/---

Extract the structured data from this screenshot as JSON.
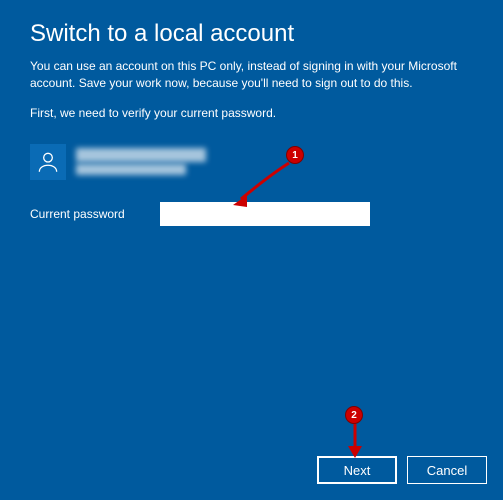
{
  "title": "Switch to a local account",
  "description": "You can use an account on this PC only, instead of signing in with your Microsoft account. Save your work now, because you'll need to sign out to do this.",
  "verify_text": "First, we need to verify your current password.",
  "user": {
    "display_name": "",
    "email": ""
  },
  "field": {
    "label": "Current password",
    "value": ""
  },
  "buttons": {
    "next": "Next",
    "cancel": "Cancel"
  },
  "annotations": {
    "1": "1",
    "2": "2"
  }
}
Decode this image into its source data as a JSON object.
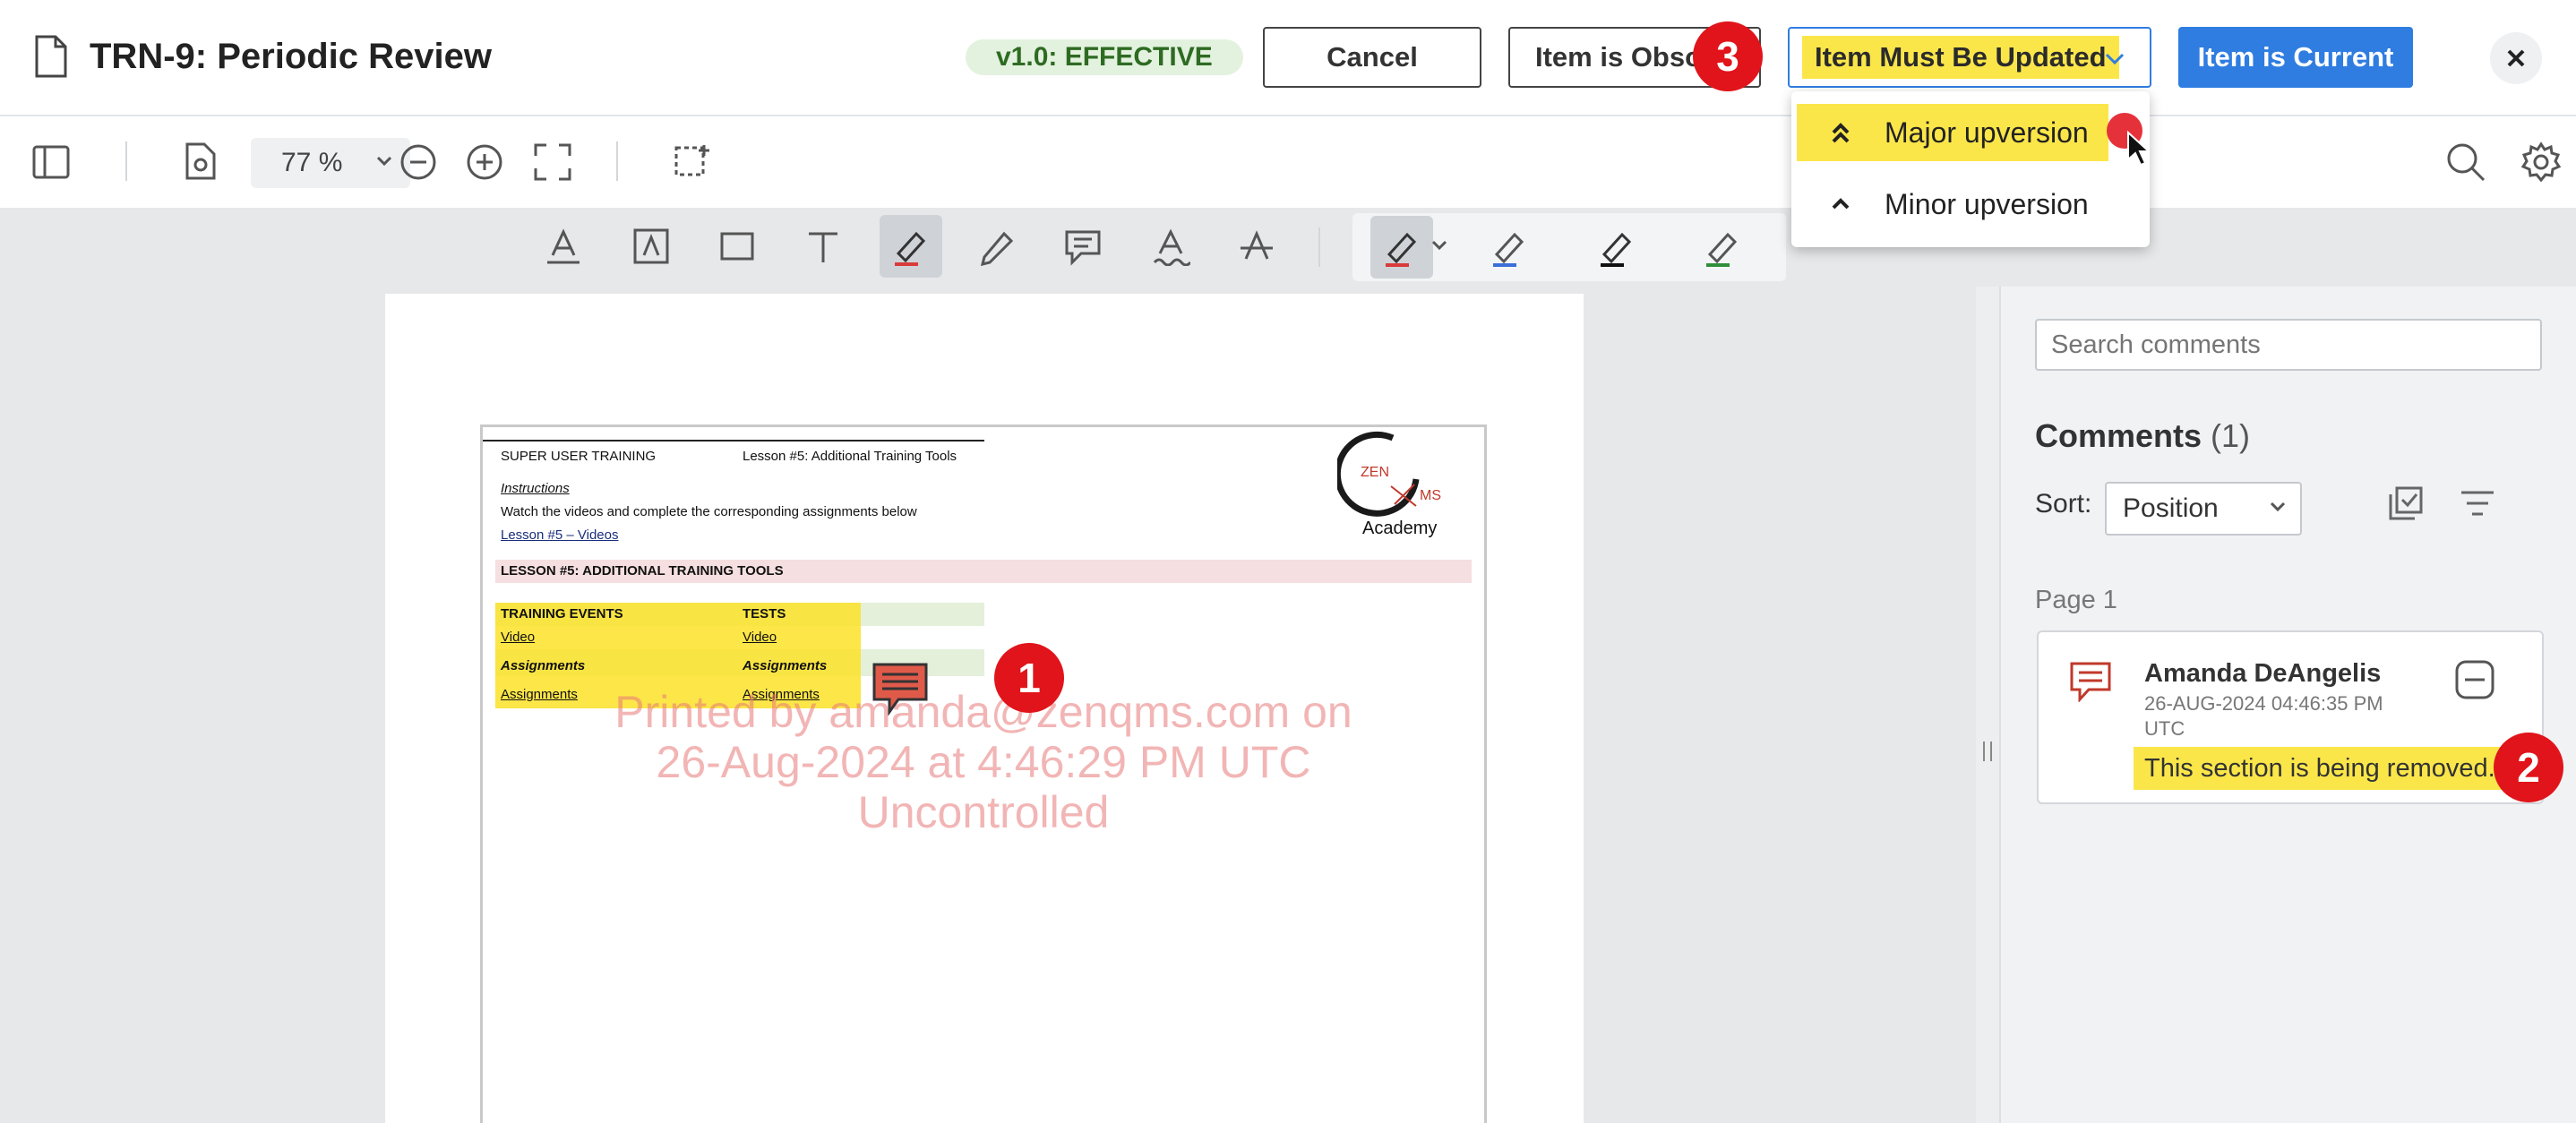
{
  "header": {
    "title": "TRN-9: Periodic Review",
    "status_badge": "v1.0: EFFECTIVE",
    "buttons": {
      "cancel": "Cancel",
      "obsolete": "Item is Obsolete",
      "must_update": "Item Must Be Updated",
      "current": "Item is Current"
    }
  },
  "dropdown": {
    "items": [
      {
        "label": "Major upversion",
        "icon": "double-chevron-up-icon"
      },
      {
        "label": "Minor upversion",
        "icon": "chevron-up-icon"
      }
    ]
  },
  "toolbar": {
    "zoom": "77 %"
  },
  "document": {
    "header_left": "SUPER USER TRAINING",
    "header_right": "Lesson #5: Additional Training Tools",
    "instructions_label": "Instructions",
    "instructions_text": "Watch the videos and complete the corresponding assignments below",
    "videos_link": "Lesson #5 – Videos",
    "logo_text_top": "ZEN",
    "logo_text_side": "MS",
    "logo_text_bottom": "Academy",
    "section_title": "LESSON #5: ADDITIONAL TRAINING TOOLS",
    "table": {
      "col1_header": "TRAINING EVENTS",
      "col2_header": "TESTS",
      "row1": [
        "Video",
        "Video"
      ],
      "row2": [
        "Assignments",
        "Assignments"
      ],
      "row3": [
        "Assignments",
        "Assignments"
      ]
    },
    "watermark": {
      "line1": "Printed by amanda@zenqms.com on",
      "line2": "26-Aug-2024 at 4:46:29 PM UTC",
      "line3": "Uncontrolled"
    }
  },
  "comments": {
    "search_placeholder": "Search comments",
    "heading": "Comments",
    "count": "(1)",
    "sort_label": "Sort:",
    "sort_value": "Position",
    "page_label": "Page 1",
    "items": [
      {
        "author": "Amanda DeAngelis",
        "date": "26-AUG-2024 04:46:35 PM UTC",
        "text": "This section is being removed."
      }
    ]
  },
  "step_badges": [
    "1",
    "2",
    "3"
  ],
  "colors": {
    "primary": "#2f7de1",
    "highlight": "#fbe64a",
    "badge_green_bg": "#e3f2df",
    "badge_green_text": "#2e6b22",
    "step_red": "#e0141a",
    "comment_icon": "#c0392b"
  }
}
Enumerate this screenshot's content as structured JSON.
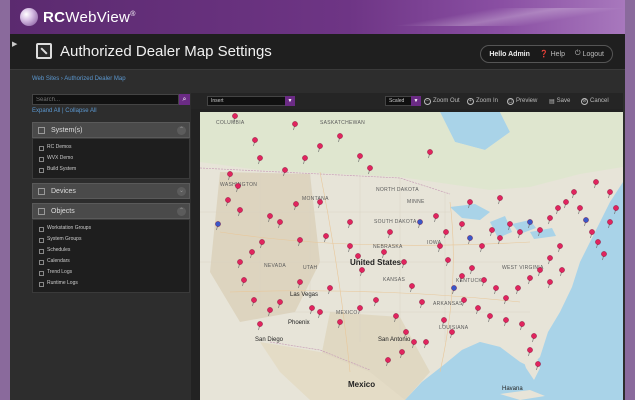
{
  "brand": {
    "name_bold": "RC",
    "name_light": "WebView",
    "mark": "®"
  },
  "title": "Authorized Dealer Map Settings",
  "user": {
    "hello": "Hello Admin",
    "help": "Help",
    "logout": "Logout"
  },
  "breadcrumb": "Web Sites › Authorized Dealer Map",
  "sidebar": {
    "search_placeholder": "Search...",
    "expand_all": "Expand All",
    "separator": "|",
    "collapse_all": "Collapse All",
    "panels": [
      {
        "title": "System(s)",
        "items": [
          "RC Demos",
          "WVX Demo",
          "Build System"
        ]
      },
      {
        "title": "Devices",
        "items": []
      },
      {
        "title": "Objects",
        "items": [
          "Workstation Groups",
          "System Groups",
          "Schedules",
          "Calendars",
          "Trend Logs",
          "Runtime Logs"
        ]
      }
    ]
  },
  "toolbar": {
    "insert": "Insert",
    "scaled": "Scaled",
    "zoom_out": "Zoom Out",
    "zoom_in": "Zoom In",
    "preview": "Preview",
    "save": "Save",
    "cancel": "Cancel"
  },
  "map": {
    "labels": {
      "columbia": "COLUMBIA",
      "saskatchewan": "SASKATCHEWAN",
      "washington": "WASHINGTON",
      "montana": "MONTANA",
      "north_dakota": "NORTH DAKOTA",
      "minne": "MINNE",
      "south_dakota": "SOUTH DAKOTA",
      "iowa": "IOWA",
      "nebraska": "NEBRASKA",
      "nevada": "NEVADA",
      "utah": "UTAH",
      "united_states": "United States",
      "kansas": "KANSAS",
      "kentucky": "KENTUCKY",
      "west_virginia": "WEST VIRGINIA",
      "las_vegas": "Las Vegas",
      "mexico_state": "MEXICO",
      "arkansas": "ARKANSAS",
      "phoenix": "Phoenix",
      "san_diego": "San Diego",
      "louisiana": "LOUISIANA",
      "san_antonio": "San Antonio",
      "mexico": "Mexico",
      "havana": "Havana"
    },
    "colors": {
      "water": "#a9d3e8",
      "land": "#e9e6dc",
      "pin": "#e0245e",
      "pin_alt": "#3a57c8"
    }
  }
}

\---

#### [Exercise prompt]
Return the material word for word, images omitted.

#### [Result of the exercise]
Extract the structured data from this screenshot as JSON.
{
  "title": "Switch to a local account",
  "description": "You can use an account on this PC only, instead of signing in with your Microsoft account. Save your work now, because you'll need to sign out to do this.",
  "verify_text": "First, we need to verify your current password.",
  "user": {
    "display_name": "",
    "email": ""
  },
  "field": {
    "label": "Current password",
    "value": ""
  },
  "buttons": {
    "next": "Next",
    "cancel": "Cancel"
  },
  "annotations": {
    "1": "1",
    "2": "2"
  }
}
Decode this image into its source data as a JSON object.
{
  "header": {
    "title": "TRN-9: Periodic Review",
    "status_badge": "v1.0: EFFECTIVE",
    "buttons": {
      "cancel": "Cancel",
      "obsolete": "Item is Obsolete",
      "must_update": "Item Must Be Updated",
      "current": "Item is Current"
    }
  },
  "dropdown": {
    "items": [
      {
        "label": "Major upversion",
        "icon": "double-chevron-up-icon"
      },
      {
        "label": "Minor upversion",
        "icon": "chevron-up-icon"
      }
    ]
  },
  "toolbar": {
    "zoom": "77 %"
  },
  "document": {
    "header_left": "SUPER USER TRAINING",
    "header_right": "Lesson #5: Additional Training Tools",
    "instructions_label": "Instructions",
    "instructions_text": "Watch the videos and complete the corresponding assignments below",
    "videos_link": "Lesson #5 – Videos",
    "logo_text_top": "ZEN",
    "logo_text_side": "MS",
    "logo_text_bottom": "Academy",
    "section_title": "LESSON #5: ADDITIONAL TRAINING TOOLS",
    "table": {
      "col1_header": "TRAINING EVENTS",
      "col2_header": "TESTS",
      "row1": [
        "Video",
        "Video"
      ],
      "row2": [
        "Assignments",
        "Assignments"
      ],
      "row3": [
        "Assignments",
        "Assignments"
      ]
    },
    "watermark": {
      "line1": "Printed by amanda@zenqms.com on",
      "line2": "26-Aug-2024 at 4:46:29 PM UTC",
      "line3": "Uncontrolled"
    }
  },
  "comments": {
    "search_placeholder": "Search comments",
    "heading": "Comments",
    "count": "(1)",
    "sort_label": "Sort:",
    "sort_value": "Position",
    "page_label": "Page 1",
    "items": [
      {
        "author": "Amanda DeAngelis",
        "date": "26-AUG-2024 04:46:35 PM UTC",
        "text": "This section is being removed."
      }
    ]
  },
  "step_badges": [
    "1",
    "2",
    "3"
  ],
  "colors": {
    "primary": "#2f7de1",
    "highlight": "#fbe64a",
    "badge_green_bg": "#e3f2df",
    "badge_green_text": "#2e6b22",
    "step_red": "#e0141a",
    "comment_icon": "#c0392b"
  }
}
Enumerate this screenshot's content as structured JSON.
{
  "brand": {
    "name_bold": "RC",
    "name_light": "WebView",
    "mark": "®"
  },
  "title": "Authorized Dealer Map Settings",
  "user": {
    "hello": "Hello Admin",
    "help": "Help",
    "logout": "Logout"
  },
  "breadcrumb": "Web Sites › Authorized Dealer Map",
  "sidebar": {
    "search_placeholder": "Search...",
    "expand_all": "Expand All",
    "separator": "|",
    "collapse_all": "Collapse All",
    "panels": [
      {
        "title": "System(s)",
        "items": [
          "RC Demos",
          "WVX Demo",
          "Build System"
        ]
      },
      {
        "title": "Devices",
        "items": []
      },
      {
        "title": "Objects",
        "items": [
          "Workstation Groups",
          "System Groups",
          "Schedules",
          "Calendars",
          "Trend Logs",
          "Runtime Logs"
        ]
      }
    ]
  },
  "toolbar": {
    "insert": "Insert",
    "scaled": "Scaled",
    "zoom_out": "Zoom Out",
    "zoom_in": "Zoom In",
    "preview": "Preview",
    "save": "Save",
    "cancel": "Cancel"
  },
  "map": {
    "labels": {
      "columbia": "COLUMBIA",
      "saskatchewan": "SASKATCHEWAN",
      "washington": "WASHINGTON",
      "montana": "MONTANA",
      "north_dakota": "NORTH DAKOTA",
      "minne": "MINNE",
      "south_dakota": "SOUTH DAKOTA",
      "iowa": "IOWA",
      "nebraska": "NEBRASKA",
      "nevada": "NEVADA",
      "utah": "UTAH",
      "united_states": "United States",
      "kansas": "KANSAS",
      "kentucky": "KENTUCKY",
      "west_virginia": "WEST VIRGINIA",
      "las_vegas": "Las Vegas",
      "mexico_state": "MEXICO",
      "arkansas": "ARKANSAS",
      "phoenix": "Phoenix",
      "san_diego": "San Diego",
      "louisiana": "LOUISIANA",
      "san_antonio": "San Antonio",
      "mexico": "Mexico",
      "havana": "Havana"
    },
    "colors": {
      "water": "#a9d3e8",
      "land": "#e9e6dc",
      "pin": "#e0245e",
      "pin_alt": "#3a57c8"
    }
  }
}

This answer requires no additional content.